K-Gr 2-In this didactic story told in verse, people are likened to flowers in Grandmother's garden. "Different colors, different faces...reaching for the sun." The imagery is confusing: "Earth is a garden" leads one to see Grandmother as a personification of God, but later she is identified as Grandma Rose, the relative of the narrator. There is a recurring awkward line: "Till your fingers through the soil `til the time stands still." After the "til(l)s" are sorted out, what does this mean? And how does it contribute to the theme of blooming diversity? The stippled illustrations show sweet, dreamy faces of children from many lands tending oversized blossoms against a blurry green background. The vague and wispy religiosity of this book contains ingredients of multiculturalism, but they are mixed together in such an odd way that many children may be uncomfortably confused.-Carolyn Jenks, First Parish Unitarian Church, Portland, ME
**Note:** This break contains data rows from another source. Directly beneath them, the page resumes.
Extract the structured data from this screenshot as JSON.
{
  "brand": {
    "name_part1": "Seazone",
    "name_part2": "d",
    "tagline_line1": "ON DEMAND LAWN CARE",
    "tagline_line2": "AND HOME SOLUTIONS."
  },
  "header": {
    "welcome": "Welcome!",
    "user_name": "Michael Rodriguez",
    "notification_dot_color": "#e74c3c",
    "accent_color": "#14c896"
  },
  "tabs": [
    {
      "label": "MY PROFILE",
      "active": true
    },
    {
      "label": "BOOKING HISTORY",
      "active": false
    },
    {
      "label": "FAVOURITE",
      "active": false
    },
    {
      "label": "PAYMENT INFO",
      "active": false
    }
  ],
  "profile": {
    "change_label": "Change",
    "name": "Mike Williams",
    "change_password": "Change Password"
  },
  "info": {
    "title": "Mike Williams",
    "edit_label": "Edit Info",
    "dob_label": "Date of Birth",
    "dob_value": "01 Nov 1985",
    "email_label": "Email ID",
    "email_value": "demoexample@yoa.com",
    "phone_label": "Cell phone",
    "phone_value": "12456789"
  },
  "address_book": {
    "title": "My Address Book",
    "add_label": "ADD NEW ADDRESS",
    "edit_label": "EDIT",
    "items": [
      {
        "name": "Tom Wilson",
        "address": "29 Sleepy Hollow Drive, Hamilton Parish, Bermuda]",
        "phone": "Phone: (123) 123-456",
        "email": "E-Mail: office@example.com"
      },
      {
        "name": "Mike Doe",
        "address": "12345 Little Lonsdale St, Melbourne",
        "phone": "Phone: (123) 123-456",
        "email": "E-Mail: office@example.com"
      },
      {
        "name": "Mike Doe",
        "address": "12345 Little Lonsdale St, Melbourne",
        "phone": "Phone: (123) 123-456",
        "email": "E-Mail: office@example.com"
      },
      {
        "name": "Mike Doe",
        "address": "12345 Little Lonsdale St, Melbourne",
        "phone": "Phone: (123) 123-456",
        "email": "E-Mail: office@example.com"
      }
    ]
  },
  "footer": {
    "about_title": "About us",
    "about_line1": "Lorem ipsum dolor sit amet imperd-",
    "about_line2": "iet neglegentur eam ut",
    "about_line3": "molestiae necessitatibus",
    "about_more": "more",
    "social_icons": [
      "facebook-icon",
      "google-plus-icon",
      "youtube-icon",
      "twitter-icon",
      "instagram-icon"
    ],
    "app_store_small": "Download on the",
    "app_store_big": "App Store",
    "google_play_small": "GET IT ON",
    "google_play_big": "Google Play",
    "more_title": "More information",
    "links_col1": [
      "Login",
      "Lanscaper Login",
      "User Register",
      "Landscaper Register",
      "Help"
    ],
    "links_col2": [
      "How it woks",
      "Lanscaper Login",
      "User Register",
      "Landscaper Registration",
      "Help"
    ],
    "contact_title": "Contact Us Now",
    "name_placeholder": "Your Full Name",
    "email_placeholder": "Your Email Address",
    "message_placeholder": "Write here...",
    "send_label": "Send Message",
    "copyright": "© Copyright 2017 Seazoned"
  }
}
School Library Journal - School Library Journal
Grandmother's Garden ( PLB book & cassette Aug. 1996; 32 pp.; 0-382-39653-7; PLB 0-382-39652-9; book & cassette 0-382-39664-2): In an extended poetic metaphor, Archambault (The Birth of the Whale, p. 222, etc.) compares the earth to Grandmother Rose's garden, where all flowers grow together. "Different colors, different faces, different names/Underneath our skin, we are all the same./We are flowering faces reaching for the sun./In Grandmother's garden, we are all one./In Grandmother's garden, we are all one." These words seem to belong to a song, and here are sunnily set to Colón's illustrations, created in his now-trademark style. Soft-hued, rainbow-colored scenes have been given a texture like scratched-out fingerprints. Sculpted, ethnically diverse boys and girls are pictured working in a flower garden, bathed in sunlight. A warm, optimistic work.